- To do
Scan each line of the entries below for the word "Adobe" and count the ones where it appears. The answer is that number alone.

Web page and app entries:
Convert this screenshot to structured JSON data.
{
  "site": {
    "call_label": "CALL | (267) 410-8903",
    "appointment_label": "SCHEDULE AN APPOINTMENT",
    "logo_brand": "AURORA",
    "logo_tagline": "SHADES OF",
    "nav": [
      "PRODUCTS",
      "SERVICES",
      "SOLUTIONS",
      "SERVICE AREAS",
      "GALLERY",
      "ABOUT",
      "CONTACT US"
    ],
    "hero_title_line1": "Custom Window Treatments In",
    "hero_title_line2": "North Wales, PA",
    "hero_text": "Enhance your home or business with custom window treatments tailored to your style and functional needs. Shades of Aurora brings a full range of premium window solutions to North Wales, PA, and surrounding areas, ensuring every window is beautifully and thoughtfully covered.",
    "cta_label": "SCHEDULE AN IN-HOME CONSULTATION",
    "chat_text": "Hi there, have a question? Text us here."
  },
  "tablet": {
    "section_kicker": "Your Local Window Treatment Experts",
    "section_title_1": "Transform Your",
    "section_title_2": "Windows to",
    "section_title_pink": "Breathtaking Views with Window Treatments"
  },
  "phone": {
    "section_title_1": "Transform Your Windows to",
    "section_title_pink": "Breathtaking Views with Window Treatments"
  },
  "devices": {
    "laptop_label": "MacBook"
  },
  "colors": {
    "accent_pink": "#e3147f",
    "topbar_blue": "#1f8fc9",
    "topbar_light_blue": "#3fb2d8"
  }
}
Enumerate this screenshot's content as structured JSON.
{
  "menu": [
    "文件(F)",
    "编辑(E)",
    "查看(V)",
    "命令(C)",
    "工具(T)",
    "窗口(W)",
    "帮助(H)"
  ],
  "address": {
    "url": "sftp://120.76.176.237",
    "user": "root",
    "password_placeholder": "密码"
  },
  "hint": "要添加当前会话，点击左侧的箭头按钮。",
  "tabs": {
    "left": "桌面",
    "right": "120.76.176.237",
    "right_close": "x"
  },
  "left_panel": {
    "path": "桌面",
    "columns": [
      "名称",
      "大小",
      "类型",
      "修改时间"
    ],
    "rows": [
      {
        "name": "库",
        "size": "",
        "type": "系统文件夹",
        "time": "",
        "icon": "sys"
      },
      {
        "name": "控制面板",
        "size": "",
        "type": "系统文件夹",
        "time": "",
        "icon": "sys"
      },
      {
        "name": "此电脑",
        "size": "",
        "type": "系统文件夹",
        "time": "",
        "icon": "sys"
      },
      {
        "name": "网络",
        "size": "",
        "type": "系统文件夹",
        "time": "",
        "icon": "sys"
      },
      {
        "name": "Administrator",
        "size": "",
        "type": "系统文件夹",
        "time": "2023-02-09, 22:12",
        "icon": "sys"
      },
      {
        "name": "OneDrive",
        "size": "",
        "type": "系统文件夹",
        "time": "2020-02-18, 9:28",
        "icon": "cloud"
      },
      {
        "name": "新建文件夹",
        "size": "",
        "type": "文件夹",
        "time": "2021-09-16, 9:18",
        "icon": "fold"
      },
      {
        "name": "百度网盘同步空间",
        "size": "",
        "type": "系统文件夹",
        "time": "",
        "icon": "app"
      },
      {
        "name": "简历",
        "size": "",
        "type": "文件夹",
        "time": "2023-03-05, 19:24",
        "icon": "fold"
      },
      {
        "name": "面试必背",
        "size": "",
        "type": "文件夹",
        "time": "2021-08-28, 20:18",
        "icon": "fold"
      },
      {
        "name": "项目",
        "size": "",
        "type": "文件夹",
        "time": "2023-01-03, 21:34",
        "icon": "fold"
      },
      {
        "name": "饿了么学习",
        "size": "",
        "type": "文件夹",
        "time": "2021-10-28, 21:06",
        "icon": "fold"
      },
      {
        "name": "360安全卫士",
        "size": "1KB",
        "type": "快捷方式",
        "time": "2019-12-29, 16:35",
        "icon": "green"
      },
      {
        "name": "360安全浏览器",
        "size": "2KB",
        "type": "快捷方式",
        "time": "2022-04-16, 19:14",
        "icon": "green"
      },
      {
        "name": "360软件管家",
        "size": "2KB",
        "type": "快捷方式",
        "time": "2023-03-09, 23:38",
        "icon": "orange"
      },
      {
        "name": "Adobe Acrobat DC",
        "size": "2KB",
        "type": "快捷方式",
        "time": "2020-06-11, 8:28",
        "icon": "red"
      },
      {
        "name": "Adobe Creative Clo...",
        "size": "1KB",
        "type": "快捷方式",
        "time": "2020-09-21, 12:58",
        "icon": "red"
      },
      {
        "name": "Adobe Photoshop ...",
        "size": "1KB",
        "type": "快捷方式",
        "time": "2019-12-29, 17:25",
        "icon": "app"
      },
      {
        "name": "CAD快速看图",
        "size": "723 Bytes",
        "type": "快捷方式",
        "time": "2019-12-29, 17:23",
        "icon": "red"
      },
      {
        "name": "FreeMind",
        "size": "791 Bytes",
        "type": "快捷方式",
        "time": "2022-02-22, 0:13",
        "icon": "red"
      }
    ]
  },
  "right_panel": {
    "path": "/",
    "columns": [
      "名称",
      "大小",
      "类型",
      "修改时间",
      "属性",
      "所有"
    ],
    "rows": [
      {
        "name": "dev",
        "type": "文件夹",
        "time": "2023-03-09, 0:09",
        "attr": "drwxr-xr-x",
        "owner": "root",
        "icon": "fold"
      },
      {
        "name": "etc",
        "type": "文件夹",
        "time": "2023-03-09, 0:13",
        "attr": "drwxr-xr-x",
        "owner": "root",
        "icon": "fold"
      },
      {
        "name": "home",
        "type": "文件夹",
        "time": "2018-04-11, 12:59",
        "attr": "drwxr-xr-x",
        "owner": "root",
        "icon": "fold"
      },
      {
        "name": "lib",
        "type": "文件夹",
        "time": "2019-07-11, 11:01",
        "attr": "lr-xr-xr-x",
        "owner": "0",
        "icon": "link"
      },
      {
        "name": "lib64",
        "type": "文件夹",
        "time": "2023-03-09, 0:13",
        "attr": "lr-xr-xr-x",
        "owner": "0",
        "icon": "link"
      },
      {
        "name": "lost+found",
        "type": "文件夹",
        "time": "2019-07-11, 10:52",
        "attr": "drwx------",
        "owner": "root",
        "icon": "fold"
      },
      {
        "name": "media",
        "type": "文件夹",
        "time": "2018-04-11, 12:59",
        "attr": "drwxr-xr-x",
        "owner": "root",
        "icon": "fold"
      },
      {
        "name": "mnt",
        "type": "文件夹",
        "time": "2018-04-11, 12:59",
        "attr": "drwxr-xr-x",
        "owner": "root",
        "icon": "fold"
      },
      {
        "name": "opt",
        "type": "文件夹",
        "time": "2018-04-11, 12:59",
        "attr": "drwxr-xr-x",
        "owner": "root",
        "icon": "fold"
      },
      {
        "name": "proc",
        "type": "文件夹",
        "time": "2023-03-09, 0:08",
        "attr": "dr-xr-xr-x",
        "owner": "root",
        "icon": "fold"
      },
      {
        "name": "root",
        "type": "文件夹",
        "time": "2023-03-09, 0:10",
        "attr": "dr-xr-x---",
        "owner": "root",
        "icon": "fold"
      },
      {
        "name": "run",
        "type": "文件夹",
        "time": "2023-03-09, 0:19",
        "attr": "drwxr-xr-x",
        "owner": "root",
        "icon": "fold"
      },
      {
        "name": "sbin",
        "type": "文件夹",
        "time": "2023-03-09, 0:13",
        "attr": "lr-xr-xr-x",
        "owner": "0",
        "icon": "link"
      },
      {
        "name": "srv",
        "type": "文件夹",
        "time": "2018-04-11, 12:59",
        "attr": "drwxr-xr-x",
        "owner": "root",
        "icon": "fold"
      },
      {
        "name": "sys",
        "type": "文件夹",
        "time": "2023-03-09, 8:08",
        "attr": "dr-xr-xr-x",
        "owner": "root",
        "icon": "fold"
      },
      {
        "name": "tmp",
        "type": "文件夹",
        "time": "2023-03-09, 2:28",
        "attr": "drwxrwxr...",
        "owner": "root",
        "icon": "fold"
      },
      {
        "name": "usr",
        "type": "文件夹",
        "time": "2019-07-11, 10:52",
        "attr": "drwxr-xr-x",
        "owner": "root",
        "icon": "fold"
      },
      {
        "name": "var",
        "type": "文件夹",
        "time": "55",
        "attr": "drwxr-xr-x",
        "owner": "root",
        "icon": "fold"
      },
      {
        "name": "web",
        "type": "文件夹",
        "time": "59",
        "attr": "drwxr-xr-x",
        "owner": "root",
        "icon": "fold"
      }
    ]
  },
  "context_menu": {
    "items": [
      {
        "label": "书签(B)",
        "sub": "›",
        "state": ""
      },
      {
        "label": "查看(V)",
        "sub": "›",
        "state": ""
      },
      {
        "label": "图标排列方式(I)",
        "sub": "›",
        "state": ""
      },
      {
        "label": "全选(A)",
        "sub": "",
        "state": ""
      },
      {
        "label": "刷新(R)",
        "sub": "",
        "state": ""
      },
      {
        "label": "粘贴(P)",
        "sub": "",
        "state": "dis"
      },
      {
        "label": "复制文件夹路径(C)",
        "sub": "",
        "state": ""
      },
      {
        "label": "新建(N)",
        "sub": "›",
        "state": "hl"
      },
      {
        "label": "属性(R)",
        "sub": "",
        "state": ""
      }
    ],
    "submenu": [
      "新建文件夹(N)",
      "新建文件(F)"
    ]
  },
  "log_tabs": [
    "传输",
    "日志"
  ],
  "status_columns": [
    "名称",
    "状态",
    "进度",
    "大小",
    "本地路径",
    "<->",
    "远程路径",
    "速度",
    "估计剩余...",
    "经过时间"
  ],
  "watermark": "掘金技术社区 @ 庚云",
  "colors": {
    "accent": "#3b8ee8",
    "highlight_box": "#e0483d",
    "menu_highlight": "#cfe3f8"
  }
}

- Your solution
3